The point against the Cougars pushed the Ducks out of the bottom spot in the division for the first time this season last week as they slipped by the Rum River Mallards into the eighth and final playoff position.
However, the Mallards grabbed the spot back snapping a nine-game losing streak on Friday night with a 2-1 overtime win against the seventh place Rochester Vipers. The Mallards have dropped another pair since then, but they lead the Ducks by a point. Ironically, the game winner scored against the Vipers was an overtime goal by Noe Ben-Salem a former Ducks’ player who has been with the Mallards since just before the Christmas Break.
The Ducks have two games left to play against the Mallards which could decide the final playoff spot (as well as the winners of the Inaugural ‘Ducks Cup’), but the Mallards have five extra games to play, including two more against the Vipers who could be pulled back into a three-way race for two playoff spots in the next few weeks.
What’s left for the Ducks – 9 games.
@Minnesota Moose (Spooner) – 2 (Feb. 5-6)
Vs. Rochester Vipers – 1 (Feb. 7 at Lake Delton Ice Arena)
Vs. Minnesota Blue Ox – 2 (Feb. 19-20 at Lake Delton Ice Arena)
@Minnesota Mullets – 2 (Augsburg University Ice Arena.)
The Dells Ducks collected their first home win of the 2020-21 USPHL regular season Sunday, turning in its most impressive 60-minutes at the Lake Delton Ice Arena on an emotional night and in front of a large crowd.
The effort and the 3-1 win couldn’t have been better timed as the Ducks welcomed the Rum River Mallards to the Lake Delton Ice Arena with a win that moved them into a tie for the eighth and final USPHL Premier Midwest-West playoff position.
Players, team management and fans paid tribute to Kelly Morris, the team’s first fan with a brief, but touching pre-game ceremony as Morris unfortunately passed away earlier in the week. Kelly’s family and many friends were on hand for the game, just hours after his funeral.
The victory confirmed the Ducks’ play at the Chicago Showcase just before the Christmas Break was not a mirage.
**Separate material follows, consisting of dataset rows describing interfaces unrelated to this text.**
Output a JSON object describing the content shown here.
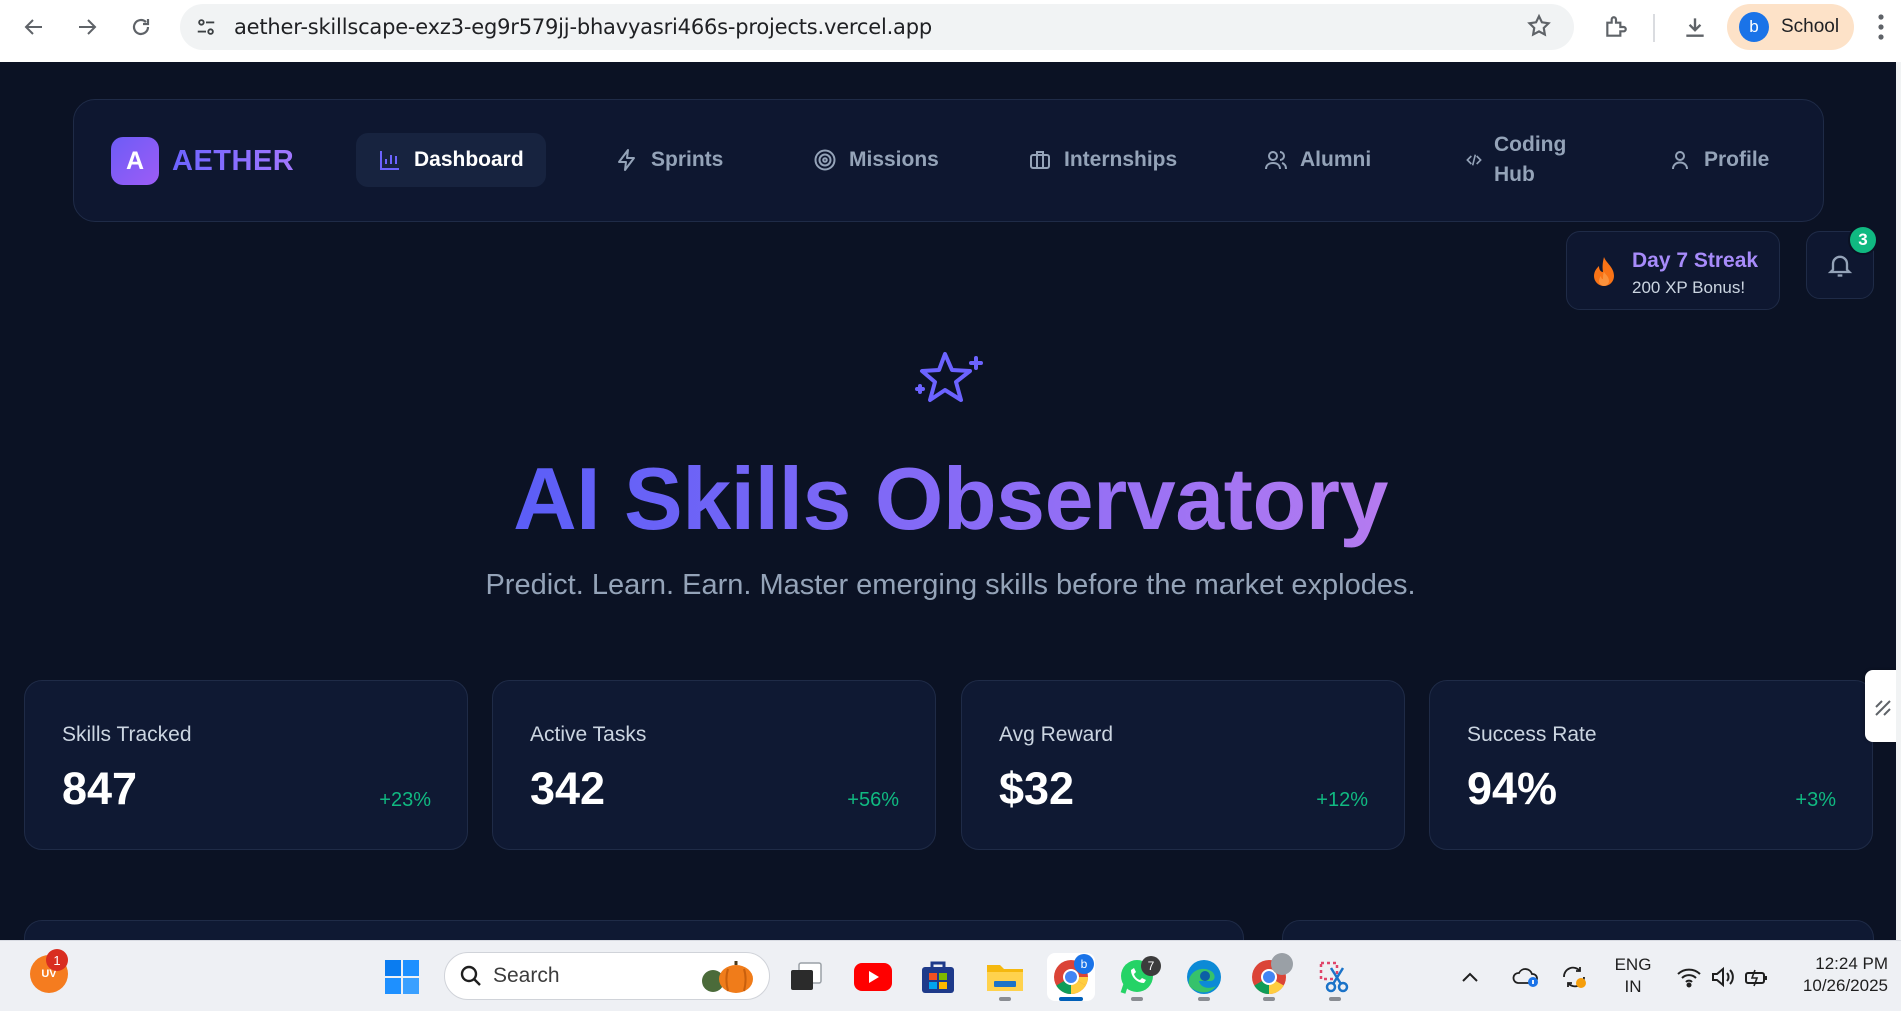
{
  "browser": {
    "url": "aether-skillscape-exz3-eg9r579jj-bhavyasri466s-projects.vercel.app",
    "profile_initial": "b",
    "profile_name": "School"
  },
  "app": {
    "logo_letter": "A",
    "brand_name": "AETHER",
    "nav": [
      {
        "label": "Dashboard",
        "icon": "bar-chart-icon",
        "active": true
      },
      {
        "label": "Sprints",
        "icon": "lightning-icon"
      },
      {
        "label": "Missions",
        "icon": "target-icon"
      },
      {
        "label": "Internships",
        "icon": "briefcase-icon"
      },
      {
        "label": "Alumni",
        "icon": "users-icon"
      },
      {
        "label": "Coding",
        "label2": "Hub",
        "icon": "code-icon"
      },
      {
        "label": "Profile",
        "icon": "user-icon"
      }
    ],
    "streak": {
      "title": "Day 7 Streak",
      "subtitle": "200 XP Bonus!"
    },
    "notifications_count": "3"
  },
  "hero": {
    "icon": "sparkles-icon",
    "title": "AI Skills Observatory",
    "subtitle": "Predict. Learn. Earn. Master emerging skills before the market explodes."
  },
  "stats": [
    {
      "label": "Skills Tracked",
      "value": "847",
      "delta": "+23%"
    },
    {
      "label": "Active Tasks",
      "value": "342",
      "delta": "+56%"
    },
    {
      "label": "Avg Reward",
      "value": "$32",
      "delta": "+12%"
    },
    {
      "label": "Success Rate",
      "value": "94%",
      "delta": "+3%"
    }
  ],
  "taskbar": {
    "weather_badge": "1",
    "weather_label": "UV",
    "search_label": "Search",
    "whatsapp_badge": "7",
    "lang_line1": "ENG",
    "lang_line2": "IN",
    "time": "12:24 PM",
    "date": "10/26/2025"
  },
  "colors": {
    "accent": "#6c63ff",
    "background": "#0b1224",
    "positive": "#10b981"
  }
}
The team entered the tournament with a record of 0-26-0-0 but have now picked up wins in three of its past five games and have been beaten in regulation just once.
Team captain Luke Marks switched from forward to defense at the beginning of the season but a December facelift saw a short-staffed and shell shocked D-Corps revitalized and deepened to the point that Marks started Sunday night on the wing of the team’s opening line.
Marks celebrated his first night ‘up front’ snapping the game winning goal home just before the halfway mark of the opening period. The goal gave the Ducks a 2-0 lead after Jayden Tkaczuk notched the opening goal, his team-leading 10th of the season a little more than three minutes prior.
Bryce Jacobsen was the set-up man on both goals. Playing in just his 14th game of the season, Jacobsen has collected nine points and moved into a tie for fourth overall in team scoring.
Marks added another, his fourth of the season in the middle period, this time accepting help from defenseman John Urgo and Mason Friedrichs who collected his first point as a Duck.
With the win, the Ducks boosted its overall record to 3-27-1 on the season, sliding into a tie in points with the same Mallards. The Ducks however have played 11 more games than the Mallards. The team will enjoy a rare weekend off coming up, then heads back into action against the Chicago Cougars on the road.
Ducks next home game is scheduled for Feb. 7 when the Rochester Vipers pay a visit.